New York’s Reforming the Energy Vision moves ahead - Clean Coalition

New York’s Reforming the Energy Vision moves ahead

The Clean Coalition submitted comments on a PSC proposal to develop the REV market in New York and help guide the distribution grid planning process.

Craig Lewis

In response to energy challenges facing New York, the state launched an initiative known as Reforming the Energy Vision (REV). New York’s Public Service Commission (PSC) is leading REV with the goal of overhauling the state’s power system and regulatory landscape to promote greater deployment of distributed energy resources (DER), like local renewables, energy storage, and demand response.

This fall, the Clean Coalition submitted comments on a PSC proposal to develop the REV market in New York. The comments focused on how to best guide the distribution grid planning process in New York, which will be performed through the creation of Distributed System Implementation Plans (DSIPs). New York must proactively prepare for increased deployment of DER to streamline their smooth integration into the grid.

In our comments, the Clean Coalition leveraged our experience leading the implementation of California’s Distribution Resources Plans. The Distribution Resources Plans are similar to the DSIPs that REV will employ, and lessons learned in California are directly relevant to New York. Most importantly, the Clean Coalition stressed the need to begin modeling the distribution grid to determine the optimal locations for deploying DER that will provide the highest value to ratepayers.

On February 26, 2015, the PSC released an order on Track 1 of the proceeding, which is the first significant effort made to outline the REV initiative. The order called for the establishment of a Distribution System Platform (DSP) provider that is charged with enabling a market for DER. Initially, the order calls for the utilities to play the role of the DSP, in addition to keeping their more traditional role as a “wires” company. However, utilities will only be allowed to own DER in very limited circumstances, such as when creating demonstration projects.

PSC’s Track 1 Order noted the Clean Coalition’s contribution to the proceeding several times. Among other highlights, the order calls out our organization’s role in pushing utilities to quickly implement Community Microgrid demonstrations. To prove the efficacy of our distribution grid planning process, the Clean Coalition recommended that utilities promptly design and implement pilot projects that model one substation area, identify optimal locations for DER, and deploy the resources accordingly. In the Order, the PSC requires utilities to file initial demonstration projects by July 1, and further comments on community microgrids were solicited by May 1.

In the coming months, we will continue our involvement in the New York REV process—sharing our expertise on Community Microgrids and distribution grid planning with the PSC and others. Utilities will be required to file initial DSIPs by December 15, 2015. Further, Track 2 of the proceeding, which is to commence with a PSC straw proposal on June 1, will address ratemaking reforms to ensure equitable distribution of costs and benefits among customers, as well align utilities’ financial interests with the objectives of the entire initiative.

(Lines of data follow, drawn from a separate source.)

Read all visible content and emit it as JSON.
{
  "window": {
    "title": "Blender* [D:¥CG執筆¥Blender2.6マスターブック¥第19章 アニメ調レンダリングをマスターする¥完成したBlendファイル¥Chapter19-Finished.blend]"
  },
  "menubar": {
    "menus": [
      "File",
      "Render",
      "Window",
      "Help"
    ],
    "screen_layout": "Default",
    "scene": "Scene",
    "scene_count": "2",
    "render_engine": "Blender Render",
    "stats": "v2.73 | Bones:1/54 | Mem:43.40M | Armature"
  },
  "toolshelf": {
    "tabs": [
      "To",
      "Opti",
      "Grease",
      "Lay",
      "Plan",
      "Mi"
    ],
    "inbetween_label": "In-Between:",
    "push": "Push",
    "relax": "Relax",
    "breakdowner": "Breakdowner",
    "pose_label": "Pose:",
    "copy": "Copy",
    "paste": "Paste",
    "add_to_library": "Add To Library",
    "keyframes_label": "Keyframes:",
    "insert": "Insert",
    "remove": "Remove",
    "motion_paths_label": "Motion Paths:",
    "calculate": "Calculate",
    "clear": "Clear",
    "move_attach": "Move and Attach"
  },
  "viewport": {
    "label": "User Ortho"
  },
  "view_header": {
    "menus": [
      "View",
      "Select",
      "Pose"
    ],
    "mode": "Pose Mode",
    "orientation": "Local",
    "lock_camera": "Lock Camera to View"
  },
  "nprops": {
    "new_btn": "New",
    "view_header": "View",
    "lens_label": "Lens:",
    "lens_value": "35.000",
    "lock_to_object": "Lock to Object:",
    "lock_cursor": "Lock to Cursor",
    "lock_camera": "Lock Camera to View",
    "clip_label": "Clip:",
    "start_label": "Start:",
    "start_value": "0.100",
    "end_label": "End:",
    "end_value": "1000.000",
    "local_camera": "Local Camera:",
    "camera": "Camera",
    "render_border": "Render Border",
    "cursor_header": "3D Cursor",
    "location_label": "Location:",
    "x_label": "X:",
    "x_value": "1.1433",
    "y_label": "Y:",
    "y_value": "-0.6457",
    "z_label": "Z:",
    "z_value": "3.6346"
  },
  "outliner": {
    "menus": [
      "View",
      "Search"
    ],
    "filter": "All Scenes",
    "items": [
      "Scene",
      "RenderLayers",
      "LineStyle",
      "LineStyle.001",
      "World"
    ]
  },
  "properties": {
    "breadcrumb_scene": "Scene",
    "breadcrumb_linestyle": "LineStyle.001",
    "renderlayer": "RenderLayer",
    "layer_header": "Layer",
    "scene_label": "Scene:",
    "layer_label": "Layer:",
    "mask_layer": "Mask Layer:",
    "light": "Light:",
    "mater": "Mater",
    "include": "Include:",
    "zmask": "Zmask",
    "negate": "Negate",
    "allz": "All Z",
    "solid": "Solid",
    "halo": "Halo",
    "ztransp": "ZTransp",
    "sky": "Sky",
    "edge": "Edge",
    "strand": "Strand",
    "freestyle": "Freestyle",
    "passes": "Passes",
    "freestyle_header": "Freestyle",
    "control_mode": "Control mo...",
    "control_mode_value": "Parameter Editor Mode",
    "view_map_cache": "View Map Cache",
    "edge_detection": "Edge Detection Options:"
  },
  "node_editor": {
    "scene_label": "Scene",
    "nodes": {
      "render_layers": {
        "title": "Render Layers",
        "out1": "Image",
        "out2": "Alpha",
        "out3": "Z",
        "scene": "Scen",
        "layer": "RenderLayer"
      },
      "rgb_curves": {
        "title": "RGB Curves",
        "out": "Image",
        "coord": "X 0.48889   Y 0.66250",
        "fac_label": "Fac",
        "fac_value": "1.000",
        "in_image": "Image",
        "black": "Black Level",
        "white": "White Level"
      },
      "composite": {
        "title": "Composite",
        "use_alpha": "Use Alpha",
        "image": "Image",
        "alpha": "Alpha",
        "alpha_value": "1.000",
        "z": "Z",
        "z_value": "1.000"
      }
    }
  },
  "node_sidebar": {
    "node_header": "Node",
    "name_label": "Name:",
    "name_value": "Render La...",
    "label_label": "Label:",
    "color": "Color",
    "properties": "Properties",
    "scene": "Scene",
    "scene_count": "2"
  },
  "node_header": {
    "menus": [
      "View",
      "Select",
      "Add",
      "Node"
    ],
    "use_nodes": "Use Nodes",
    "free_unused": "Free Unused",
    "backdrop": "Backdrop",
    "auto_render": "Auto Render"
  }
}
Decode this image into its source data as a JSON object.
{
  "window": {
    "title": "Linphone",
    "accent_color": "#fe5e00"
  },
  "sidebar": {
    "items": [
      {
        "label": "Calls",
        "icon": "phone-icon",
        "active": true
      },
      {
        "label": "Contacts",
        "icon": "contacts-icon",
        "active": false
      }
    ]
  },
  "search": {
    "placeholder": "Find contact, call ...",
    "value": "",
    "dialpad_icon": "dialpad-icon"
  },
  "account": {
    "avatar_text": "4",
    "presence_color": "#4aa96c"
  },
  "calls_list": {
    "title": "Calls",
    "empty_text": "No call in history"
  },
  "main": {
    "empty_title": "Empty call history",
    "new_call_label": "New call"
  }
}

In order to further strengthen our impact, the Clean Coalition recently joined the Clean Energy Organizations Collaborative, which serves as a forum for aligned stakeholders in REV and other proceedings and includes national and state-based environmental groups, clean energy companies, renewable energy industry trade associations, energy efficiency providers, academic centers, and groups focused on consumer issues. Through our engagement, the Clean Coalition aims to guide New York towards a cleaner, more affordable, and more resilient power system.

Craig Lewis

Founder and Executive Director

Craig has over 30 years of experience in the renewables, wireless, semiconductor, and banking industries. Previously VP of Government Relations at GreenVolts, he was the first to successfully navigate a solar project through California’s Renewable Portfolio Standard solicitation process. Craig was also the energy policy lead on Steve Westly’s 2006 California gubernatorial campaign, and his resume includes senior government relations, corporate development, and marketing positions at leading wireless, semiconductor, and banking companies such as Qualcomm, Ericsson, and Barclays Bank.